DATASET EXCERPTS Block Start
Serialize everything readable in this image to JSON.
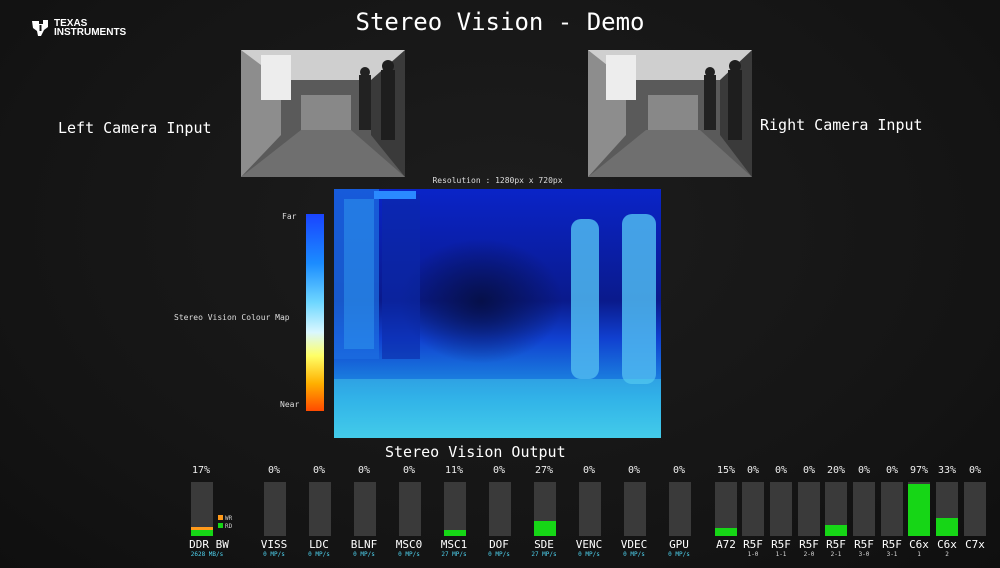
{
  "header": {
    "brand_line1": "TEXAS",
    "brand_line2": "INSTRUMENTS",
    "title": "Stereo Vision - Demo"
  },
  "cameras": {
    "left_label": "Left Camera Input",
    "right_label": "Right Camera Input"
  },
  "depth": {
    "resolution": "Resolution : 1280px x 720px",
    "colormap_label": "Stereo Vision Colour Map",
    "far_label": "Far",
    "near_label": "Near",
    "output_label": "Stereo Vision Output"
  },
  "ddr": {
    "percent": "17%",
    "name": "DDR BW",
    "rate": "2628 MB/s",
    "legend_wr": "WR",
    "legend_rd": "RD",
    "wr_color": "#ff9a1a",
    "rd_color": "#16d616",
    "wr_fill": 0.05,
    "rd_fill": 0.12
  },
  "meters": [
    {
      "name": "VISS",
      "percent": "0%",
      "rate": "0 MP/s",
      "fill": 0.0
    },
    {
      "name": "LDC",
      "percent": "0%",
      "rate": "0 MP/s",
      "fill": 0.0
    },
    {
      "name": "BLNF",
      "percent": "0%",
      "rate": "0 MP/s",
      "fill": 0.0
    },
    {
      "name": "MSC0",
      "percent": "0%",
      "rate": "0 MP/s",
      "fill": 0.0
    },
    {
      "name": "MSC1",
      "percent": "11%",
      "rate": "27 MP/s",
      "fill": 0.11
    },
    {
      "name": "DOF",
      "percent": "0%",
      "rate": "0 MP/s",
      "fill": 0.0
    },
    {
      "name": "SDE",
      "percent": "27%",
      "rate": "27 MP/s",
      "fill": 0.27
    },
    {
      "name": "VENC",
      "percent": "0%",
      "rate": "0 MP/s",
      "fill": 0.0
    },
    {
      "name": "VDEC",
      "percent": "0%",
      "rate": "0 MP/s",
      "fill": 0.0
    },
    {
      "name": "GPU",
      "percent": "0%",
      "rate": "0 MP/s",
      "fill": 0.0
    }
  ],
  "cpus": [
    {
      "name": "A72",
      "sub": "",
      "percent": "15%",
      "fill": 0.15
    },
    {
      "name": "R5F",
      "sub": "1-0",
      "percent": "0%",
      "fill": 0.0
    },
    {
      "name": "R5F",
      "sub": "1-1",
      "percent": "0%",
      "fill": 0.0
    },
    {
      "name": "R5F",
      "sub": "2-0",
      "percent": "0%",
      "fill": 0.0
    },
    {
      "name": "R5F",
      "sub": "2-1",
      "percent": "20%",
      "fill": 0.2
    },
    {
      "name": "R5F",
      "sub": "3-0",
      "percent": "0%",
      "fill": 0.0
    },
    {
      "name": "R5F",
      "sub": "3-1",
      "percent": "0%",
      "fill": 0.0
    },
    {
      "name": "C6x",
      "sub": "1",
      "percent": "97%",
      "fill": 0.97
    },
    {
      "name": "C6x",
      "sub": "2",
      "percent": "33%",
      "fill": 0.33
    },
    {
      "name": "C7x",
      "sub": "",
      "percent": "0%",
      "fill": 0.0
    }
  ]
}
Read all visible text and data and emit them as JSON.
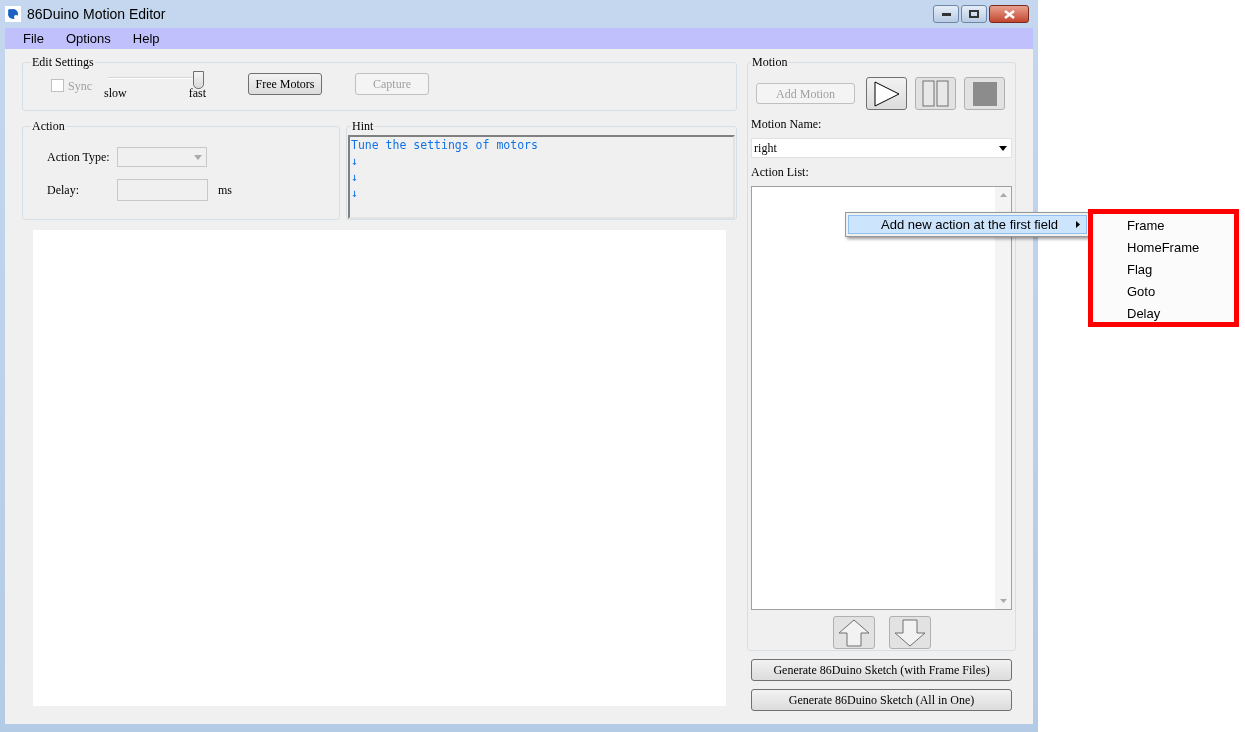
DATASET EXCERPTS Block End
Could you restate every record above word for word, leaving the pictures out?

Serialize everything readable in this image to JSON.
{
  "header": {
    "brand_line1": "TEXAS",
    "brand_line2": "INSTRUMENTS",
    "title": "Stereo Vision - Demo"
  },
  "cameras": {
    "left_label": "Left Camera Input",
    "right_label": "Right Camera Input"
  },
  "depth": {
    "resolution": "Resolution : 1280px x 720px",
    "colormap_label": "Stereo Vision Colour Map",
    "far_label": "Far",
    "near_label": "Near",
    "output_label": "Stereo Vision Output"
  },
  "ddr": {
    "percent": "17%",
    "name": "DDR BW",
    "rate": "2628 MB/s",
    "legend_wr": "WR",
    "legend_rd": "RD",
    "wr_color": "#ff9a1a",
    "rd_color": "#16d616",
    "wr_fill": 0.05,
    "rd_fill": 0.12
  },
  "meters": [
    {
      "name": "VISS",
      "percent": "0%",
      "rate": "0 MP/s",
      "fill": 0.0
    },
    {
      "name": "LDC",
      "percent": "0%",
      "rate": "0 MP/s",
      "fill": 0.0
    },
    {
      "name": "BLNF",
      "percent": "0%",
      "rate": "0 MP/s",
      "fill": 0.0
    },
    {
      "name": "MSC0",
      "percent": "0%",
      "rate": "0 MP/s",
      "fill": 0.0
    },
    {
      "name": "MSC1",
      "percent": "11%",
      "rate": "27 MP/s",
      "fill": 0.11
    },
    {
      "name": "DOF",
      "percent": "0%",
      "rate": "0 MP/s",
      "fill": 0.0
    },
    {
      "name": "SDE",
      "percent": "27%",
      "rate": "27 MP/s",
      "fill": 0.27
    },
    {
      "name": "VENC",
      "percent": "0%",
      "rate": "0 MP/s",
      "fill": 0.0
    },
    {
      "name": "VDEC",
      "percent": "0%",
      "rate": "0 MP/s",
      "fill": 0.0
    },
    {
      "name": "GPU",
      "percent": "0%",
      "rate": "0 MP/s",
      "fill": 0.0
    }
  ],
  "cpus": [
    {
      "name": "A72",
      "sub": "",
      "percent": "15%",
      "fill": 0.15
    },
    {
      "name": "R5F",
      "sub": "1-0",
      "percent": "0%",
      "fill": 0.0
    },
    {
      "name": "R5F",
      "sub": "1-1",
      "percent": "0%",
      "fill": 0.0
    },
    {
      "name": "R5F",
      "sub": "2-0",
      "percent": "0%",
      "fill": 0.0
    },
    {
      "name": "R5F",
      "sub": "2-1",
      "percent": "20%",
      "fill": 0.2
    },
    {
      "name": "R5F",
      "sub": "3-0",
      "percent": "0%",
      "fill": 0.0
    },
    {
      "name": "R5F",
      "sub": "3-1",
      "percent": "0%",
      "fill": 0.0
    },
    {
      "name": "C6x",
      "sub": "1",
      "percent": "97%",
      "fill": 0.97
    },
    {
      "name": "C6x",
      "sub": "2",
      "percent": "33%",
      "fill": 0.33
    },
    {
      "name": "C7x",
      "sub": "",
      "percent": "0%",
      "fill": 0.0
    }
  ]
}
Read all visible text and data and emit them as JSON.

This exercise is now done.